WHAT IS EXPECTED:
Your task is to filter the entries and copy every line containing the string "Register".

TASK INPUTS:
════

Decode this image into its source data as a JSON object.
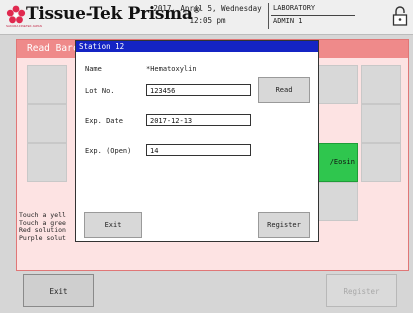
{
  "header": {
    "brand": "Tissue-Tek Prisma",
    "brand_mark": "®",
    "brand_tagline": "SAKURA FINETEK JAPAN",
    "date_line": "2017, April 5, Wednesday",
    "time_line": "12:05 pm",
    "location": "LABORATORY",
    "user": "ADMIN 1",
    "accent_color": "#e0294f"
  },
  "panel": {
    "title": "Read Barc",
    "green_label": "/Eosin",
    "notes": [
      "Touch a yell",
      "Touch a gree",
      "Red solution",
      "Purple solut"
    ],
    "header_color": "#ef8a8a",
    "background_color": "#fde3e3"
  },
  "dialog": {
    "title": "Station 12",
    "name_label": "Name",
    "name_value": "*Hematoxylin",
    "lot_label": "Lot No.",
    "lot_value": "123456",
    "read_button": "Read",
    "expdate_label": "Exp. Date",
    "expdate_value": "2017-12-13",
    "expopen_label": "Exp. (Open)",
    "expopen_value": "14",
    "exit_button": "Exit",
    "register_button": "Register",
    "title_bar_color": "#1424c4"
  },
  "footer": {
    "exit_button": "Exit",
    "register_button": "Register"
  }
}
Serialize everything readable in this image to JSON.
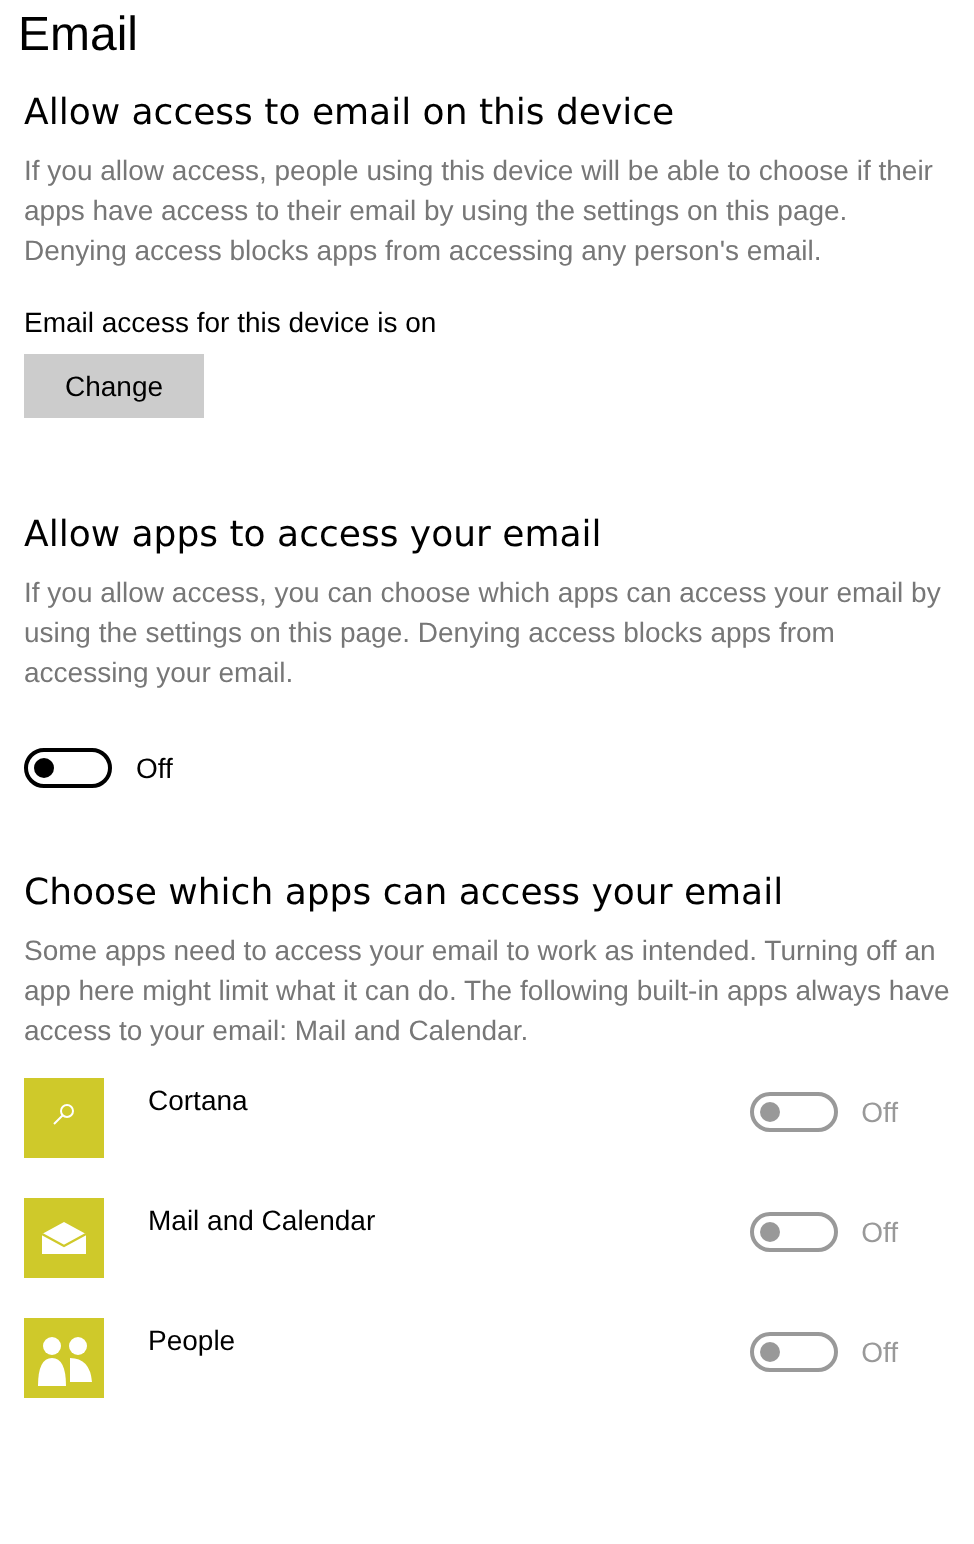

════

FINISHED EXERCISE:
    "register_button": "Register",
    "register_button": "Register"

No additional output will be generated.